Christie and partner Sophie Steevens welcomed a son, Jai, in May. A month later, the 29-year-old posted his best-ever result at the Ballito Pro in South Africa – one of the biggest events on the World Surf League qualifying series (QS) with 10,000 points awarded to the winner.

"It's pretty tough to leave, to be honest," Christie said of travelling abroad to compete. "But it gives you that extra motivation to make your time away worthwhile – maybe that's the Dad Power thing; there's no point in going away unless you make it worth it, so maybe that's what I feel now."


Christie, who had a taste of the Championship Tour (CT) in 2015, finished in fifth place in Ballito earning 5200 points toward his qualification bid. He was eliminated by eventual runner-up Jack Freestone of Australia – himself a new dad.

With the points gained in Ballito, Christie sits in the top-10 on the QS leaderboard – with the top 10 getting automatic qualification for next year's CT.

Christie would likely only compete in five more events on the series this year – only targeting the QS10,000s where the most points are on offer. Next week he'll contest the Vans US Open at California's Huntington Beach where he was a quarter-finalist last year.
If he can repeat that performance this time around, he'll be well on his way to his qualification target of 18,000 points.

"I think it could be quite a low year because there's not many event," Christie said. "And to tell you the truth, at the big events, a lot of the points get taken by World tour guys, so there's not many people who can get those points."

A season haul of 18,000 points should see him qualify. The lowest points tally for qualification on the 2017 QS was 16,400.

And while the QS is his main focus this year, Christie said next year the thought of a possible Olympic Games campaign would start creeping in.

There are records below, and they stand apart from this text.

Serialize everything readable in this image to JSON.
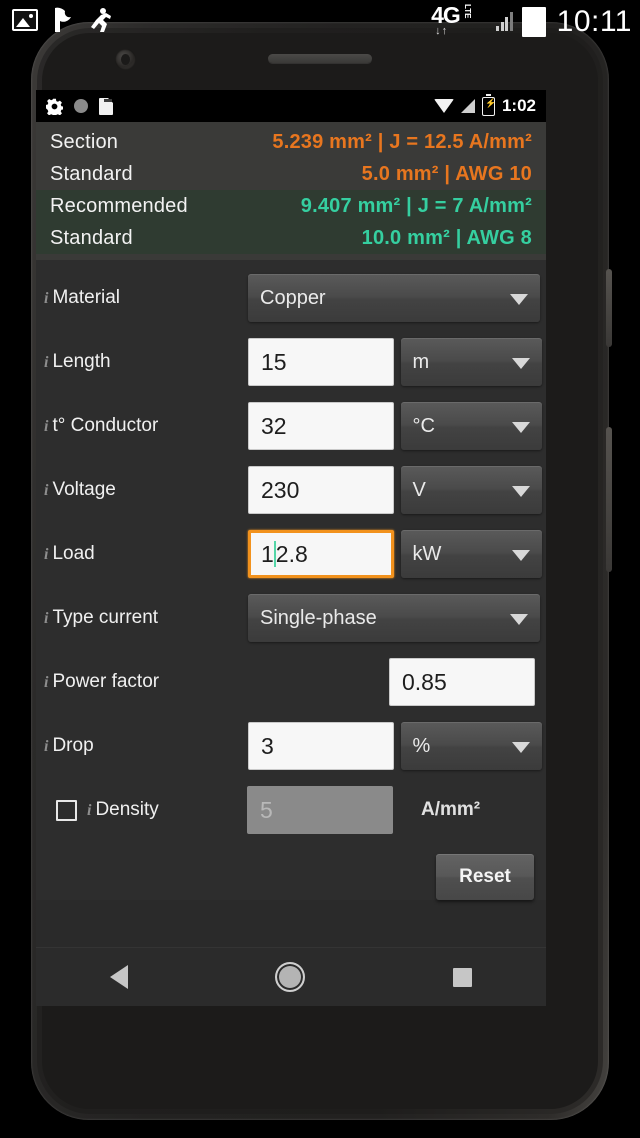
{
  "os_statusbar": {
    "icons": [
      "screenshot-image-icon",
      "flag-icon",
      "activity-run-icon"
    ],
    "network_label": "4G",
    "network_sub": "LTE",
    "data_arrows": "↓↑",
    "clock": "10:11"
  },
  "device_status": {
    "left_icons": [
      "gear-icon",
      "circle-dot-icon",
      "sd-card-icon"
    ],
    "right_icons": [
      "wifi-icon",
      "signal-icon",
      "battery-charging-icon"
    ],
    "battery_glyph": "⚡",
    "clock": "1:02"
  },
  "results": {
    "rows": [
      {
        "label": "Section",
        "value": "5.239 mm² | J = 12.5 A/mm²",
        "color": "orange"
      },
      {
        "label": "Standard",
        "value": "5.0 mm² | AWG 10",
        "color": "orange"
      },
      {
        "label": "Recommended",
        "value": "9.407 mm² | J = 7 A/mm²",
        "color": "teal"
      },
      {
        "label": "Standard",
        "value": "10.0 mm² | AWG 8",
        "color": "teal"
      }
    ],
    "colors": {
      "orange": "#e8761f",
      "teal": "#35cfa0",
      "green_bg": "#2f3b31",
      "panel_bg": "#3a3a38"
    }
  },
  "form": {
    "info_marker": "i",
    "material": {
      "label": "Material",
      "value": "Copper"
    },
    "length": {
      "label": "Length",
      "value": "15",
      "unit": "m"
    },
    "conductor": {
      "label": "t° Conductor",
      "value": "32",
      "unit": "°C"
    },
    "voltage": {
      "label": "Voltage",
      "value": "230",
      "unit": "V"
    },
    "load": {
      "label": "Load",
      "value_before_caret": "1",
      "value_after_caret": "2.8",
      "unit": "kW",
      "focused": true
    },
    "type_current": {
      "label": "Type current",
      "value": "Single-phase"
    },
    "power_factor": {
      "label": "Power factor",
      "value": "0.85"
    },
    "drop": {
      "label": "Drop",
      "value": "3",
      "unit": "%"
    },
    "density": {
      "label": "Density",
      "checked": false,
      "value": "5",
      "unit": "A/mm²"
    },
    "reset_label": "Reset"
  },
  "navbar": {
    "back": "back-icon",
    "home": "home-icon",
    "recents": "recents-icon"
  }
}
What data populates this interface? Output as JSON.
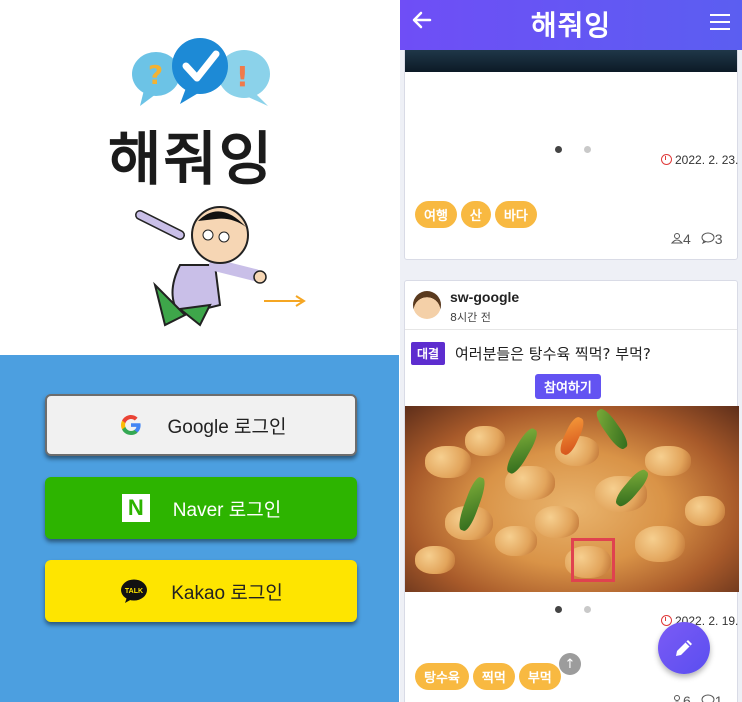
{
  "login": {
    "app_title": "해줘잉",
    "logo_bubbles": {
      "left_glyph": "?",
      "right_glyph": "!"
    },
    "buttons": [
      {
        "id": "google",
        "label": "Google 로그인",
        "icon": "google-logo-icon",
        "bg": "#f1f1f1"
      },
      {
        "id": "naver",
        "label": "Naver 로그인",
        "icon": "naver-n-icon",
        "icon_text": "N",
        "bg": "#2db400"
      },
      {
        "id": "kakao",
        "label": "Kakao 로그인",
        "icon": "kakao-talk-icon",
        "icon_text": "TALK",
        "bg": "#fee500"
      }
    ],
    "bottom_color": "#4c9fe0"
  },
  "feed": {
    "topbar": {
      "title": "해줘잉",
      "back_icon": "back-arrow-icon",
      "menu_icon": "hamburger-menu-icon"
    },
    "posts": [
      {
        "date": "2022. 2. 23.",
        "tags": [
          "여행",
          "산",
          "바다"
        ],
        "likes": "4",
        "comments": "3",
        "slides": 2,
        "active_slide": 1
      },
      {
        "user": "sw-google",
        "time_ago": "8시간 전",
        "badge": "대결",
        "title": "여러분들은 탕수육 찍먹? 부먹?",
        "join_label": "참여하기",
        "date": "2022. 2. 19.",
        "tags": [
          "탕수육",
          "찍먹",
          "부먹"
        ],
        "likes": "6",
        "comments": "1",
        "slides": 2,
        "active_slide": 1
      }
    ],
    "fab_icon": "pencil-icon",
    "scroll_top_icon": "arrow-up-icon"
  },
  "colors": {
    "accent": "#6353f2",
    "tag": "#f8b941",
    "badge": "#5d2dcf"
  }
}
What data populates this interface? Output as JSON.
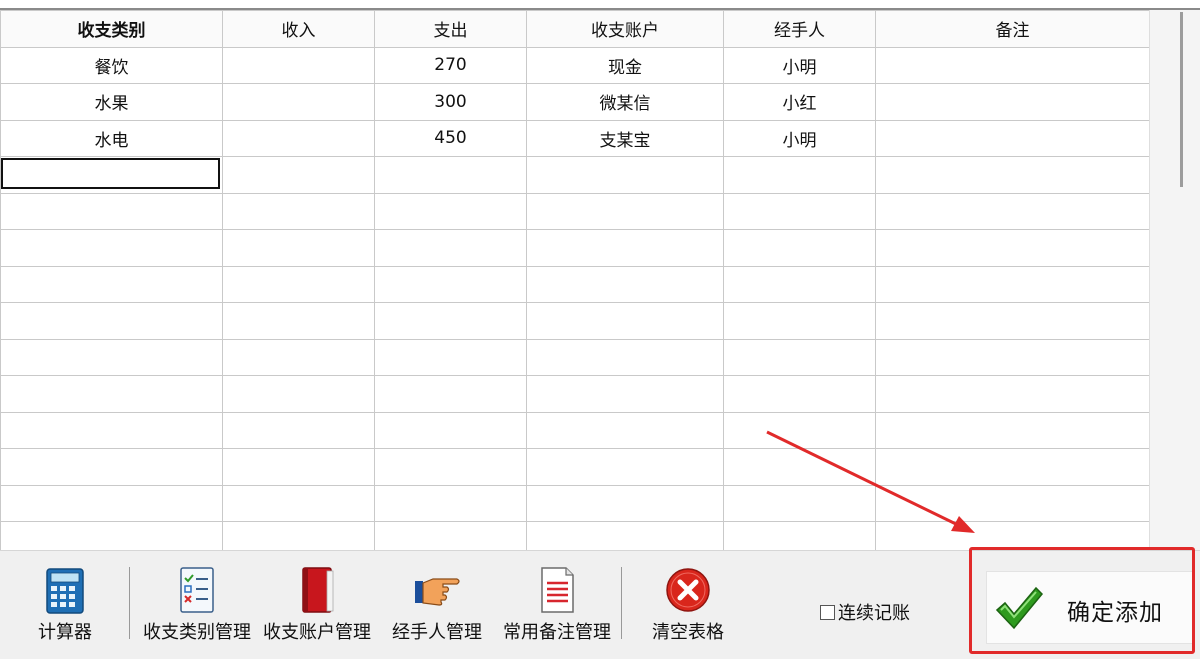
{
  "grid": {
    "headers": [
      "收支类别",
      "收入",
      "支出",
      "收支账户",
      "经手人",
      "备注"
    ],
    "rows": [
      [
        "餐饮",
        "",
        "270",
        "现金",
        "小明",
        ""
      ],
      [
        "水果",
        "",
        "300",
        "微某信",
        "小红",
        ""
      ],
      [
        "水电",
        "",
        "450",
        "支某宝",
        "小明",
        ""
      ]
    ]
  },
  "toolbar": {
    "calculator": "计算器",
    "category_mgmt": "收支类别管理",
    "account_mgmt": "收支账户管理",
    "handler_mgmt": "经手人管理",
    "notes_mgmt": "常用备注管理",
    "clear_table": "清空表格",
    "continuous_label": "连续记账",
    "confirm_label": "确定添加"
  },
  "colors": {
    "highlight": "#e12a2a",
    "check": "#2e9a1e",
    "clear_icon": "#d9261c",
    "book": "#c8161d"
  },
  "icons": [
    "calculator-icon",
    "checklist-icon",
    "book-icon",
    "pointing-hand-icon",
    "document-icon",
    "clear-x-icon",
    "checkmark-icon",
    "annotation-arrow"
  ]
}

"It's a tough one to be honest, because I'm just so focused on the qualifying series. It's in the back of my mind to be honest. If I can get on tour this year, then I'm sure I can transfer a lot of my energy into (Olympic qualification).

"It's not quite there yet. I'm sure everyone will start buzzing about that, for sure."


Some Kiwi Olympic hopefuls will travel to Japan in September to attend the ISA World Surfing Games, which will act as a qualification competition in 2019 and 2020. With steep travel costs, the team were crowdfunding to help get them over to the competition.

Surfing New Zealand was hoping to raise $30,000, which would help to cover the cost of flights and accommodation for the six-strong team.

Remaining Men's QS10,000s in 2018 (dates in NZ time)

- Vans US Open of Surfing; Huntington Beach, California, USA. July 31 - August 6
- EDP Billabong Pro; Ericeira, Portugal. September 24 - 30
- Hang Loose Pro; Maresias, Sao Paulo, Brazil. October 30 - November 4 (tentative)
- Hawaiian Pro; Haleiwa, Oahu, Hawaii. November 13 - 25
- Vans World Cup; Sunset Beach, Oahu, Hawaii. November 26 - December 7